Raising Selfless Kids around the Holidays
I’m unbelievably grateful for my kids. I waited for them. I prayed for them. While I couldn’t be any more grateful that they’re here, it’s important that they grow up understanding that they aren’t the center the universe. On a daily basis our family tries to model selfless giving and service to others. It only made sense when the holidays rolled around after our twin boys were born, that our new traditions as a family of four teach our kids to appreciate what we have and to think of others before themselves. Here are just a few ways that our family uses holidays to try to raise selfless people.
We decided that birthdays could be a great opportunity to teach our kids to be selfless. I read an article around my 30th birthday about a woman who used her birthday as an opportunity to perform random acts of kindness. She did one act of kindness for every year she’d been alive. I loved this idea and employed the help of my second grade class to complete 30 acts of kindness for my 30th birthday. It helped me enjoy my birthday instead of being grumpy about entering into a new decade. I love birthdays but want our kiddos to grow up understanding that even on their special day, it is important to think about other people. When my two monkeys turned one, we celebrated their first “Kindness Day” and completed one act of kindness for each one-year-old. One of our boys spent his first week of life in the NICU at Baylor Hospital in Dallas. I couldn’t wait to take him back to the NICU on his first “Kindness Day” to thank the doctors and nurses who had given him such a great start. The boys and I took cookies and thank you cards to the NICU staff. I challenged the nurses to try and pick out which identical twin had started out in their care. They couldn’t! For my second son’s random act of kindness, we wanted to think of families who were waiting at the hospital to meet their babies, just as our family had a year before. We bought snacks and water bottles to leave in the Labor and Delivery waiting room so families could enjoy a snack as they waited for their new blessing. While we also celebrated their birthday with cake, family, and an abundance of gifts, I hope the tradition helps our children to think about more than just themselves on their birthdays. I am so excited to see how this tradition grows with our boys.
Halloween gave us an opportunity to practice giving. As a mama, what could possibly be more fun than dressing up two matching boys for Halloween? Last year, I was so excited that I didn’t think about much beyond their costumes. My little boys made the cutest Superman and Clark Kent I’d ever seen! As we went to a few community events and to visit some of our neighbors, I was shocked by how much candy my 6-month old babies got! I felt strange about my children begging for candy from strangers. As a family that consumes very little sugar, I knew we had to have a plan for their second Halloween. This year was completely different.
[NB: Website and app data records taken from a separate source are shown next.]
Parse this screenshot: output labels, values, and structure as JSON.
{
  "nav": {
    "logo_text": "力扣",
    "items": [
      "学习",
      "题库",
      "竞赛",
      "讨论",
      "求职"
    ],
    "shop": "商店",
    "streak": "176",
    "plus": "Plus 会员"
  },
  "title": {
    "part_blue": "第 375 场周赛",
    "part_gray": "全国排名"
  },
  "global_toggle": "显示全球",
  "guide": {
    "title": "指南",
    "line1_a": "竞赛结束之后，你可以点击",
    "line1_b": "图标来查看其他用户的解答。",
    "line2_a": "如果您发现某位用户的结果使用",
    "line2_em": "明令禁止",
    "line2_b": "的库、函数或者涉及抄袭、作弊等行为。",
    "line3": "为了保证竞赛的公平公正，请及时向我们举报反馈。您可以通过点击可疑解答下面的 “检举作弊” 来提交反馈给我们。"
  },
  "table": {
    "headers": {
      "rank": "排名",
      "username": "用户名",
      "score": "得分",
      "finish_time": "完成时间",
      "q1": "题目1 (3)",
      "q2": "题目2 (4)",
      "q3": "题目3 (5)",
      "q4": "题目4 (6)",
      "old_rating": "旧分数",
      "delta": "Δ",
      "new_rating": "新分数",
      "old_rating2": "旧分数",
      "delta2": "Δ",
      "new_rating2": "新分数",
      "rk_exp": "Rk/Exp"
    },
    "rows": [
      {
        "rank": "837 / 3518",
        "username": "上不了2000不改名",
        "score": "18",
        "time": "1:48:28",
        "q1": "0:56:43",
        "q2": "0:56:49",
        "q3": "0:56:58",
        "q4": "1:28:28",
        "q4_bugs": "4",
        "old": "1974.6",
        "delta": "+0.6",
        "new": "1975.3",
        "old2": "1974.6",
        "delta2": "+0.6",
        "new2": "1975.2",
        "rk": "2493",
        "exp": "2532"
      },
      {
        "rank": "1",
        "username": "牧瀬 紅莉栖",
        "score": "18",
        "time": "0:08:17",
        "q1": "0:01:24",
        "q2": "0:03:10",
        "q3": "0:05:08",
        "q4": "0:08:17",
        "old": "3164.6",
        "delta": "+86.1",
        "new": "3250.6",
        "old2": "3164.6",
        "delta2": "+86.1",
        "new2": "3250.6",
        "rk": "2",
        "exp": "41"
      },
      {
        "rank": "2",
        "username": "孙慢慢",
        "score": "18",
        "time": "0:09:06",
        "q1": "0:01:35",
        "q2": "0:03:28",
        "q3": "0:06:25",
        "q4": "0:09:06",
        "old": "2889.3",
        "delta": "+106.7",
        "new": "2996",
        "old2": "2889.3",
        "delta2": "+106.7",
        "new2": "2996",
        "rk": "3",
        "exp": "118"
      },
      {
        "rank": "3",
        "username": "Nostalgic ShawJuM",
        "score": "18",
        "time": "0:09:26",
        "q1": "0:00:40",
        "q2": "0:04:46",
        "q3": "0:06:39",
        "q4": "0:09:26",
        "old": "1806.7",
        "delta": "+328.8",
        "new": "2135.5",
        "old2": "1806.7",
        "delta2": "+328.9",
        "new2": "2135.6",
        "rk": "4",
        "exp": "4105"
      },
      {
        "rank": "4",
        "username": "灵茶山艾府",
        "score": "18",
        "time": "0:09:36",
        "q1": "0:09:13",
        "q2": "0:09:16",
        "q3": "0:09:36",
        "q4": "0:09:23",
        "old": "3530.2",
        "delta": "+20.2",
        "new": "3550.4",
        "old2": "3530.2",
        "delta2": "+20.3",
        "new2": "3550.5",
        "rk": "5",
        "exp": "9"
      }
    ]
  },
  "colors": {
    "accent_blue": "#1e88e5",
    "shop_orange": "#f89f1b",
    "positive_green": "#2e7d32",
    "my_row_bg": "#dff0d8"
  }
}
When we left the house with twins dressed as Goose and Maverick from Top Gun, their candy buckets were full instead of empty. In the days before Trick-or-Treating, the boys helped bake pumpkin shaped sugar cookies. Instead of begging for treats, the boys gave treats and hugs to our neighbors and friends. They still had a blast showing off their costumes and ringing the doorbells, but had the joy of giving without getting too much junk food. While they’re still too little to really understand trick-or-treating, they had so much fun on our first night of “Backwards Trick-or-Treating.” I hope this family tradition helps them enjoy Halloween, while showing them how much fun it is to give to others.
For some reason, I had trouble wrapping my head around celebrating Christmas with our kids. I wanted to go crazy spoiling them, but also wanted to teach them to be thankful while being good stewards of our finances. Before the twins joined our family, Christmas was much simpler. My husband and I often purchased gifts that wouldn’t fit under the tree. Gifts like a night in a hotel during our summer camping trips, plans for a fancy date night, or even paying off our car were common. For their first Christmas, the boys loved crawling up to the tree and attempting to munch on the lights and plastic ornaments along the bottom branches. Even as tiny boys, we spent several days before Christmas making gifts for family members and creating treats to drop off to friends and neighbors. Where this first-time mama wanted to go crazy with presents, each boy awoke on Christmas morning to open four gifts. Like many other families, they opened one thing they wanted, one thing they needed, one thing to wear, and one thing to read. They had a blast ripping off the paper, and very quickly ignored the gifts so they could play with the boxes. After being spoiled by family members, even my tiny boys were able to scribble something that looked like their name on thank you notes to help show gratitude for the things they’d been given. As our boys grow, we look forward to finding different ways for them to serve others during the Christmas season and hope that they truly value and appreciate what they’ve been given.
In some ways this seems like a lot of effort for such tiny people. Yes, they’re small. No, they’re not going to remember any of this. As we form new traditions as a family of four, I want our guys to view holidays and birthdays as more than a way to add to their stash of candy and toys. I pray holidays become a chance for us to stop and be grateful for the things we have and to find ways to serve others. I pray that this mentality stays with our guys, as they grow from babies into men and molds them into people who have a positive impact on our world.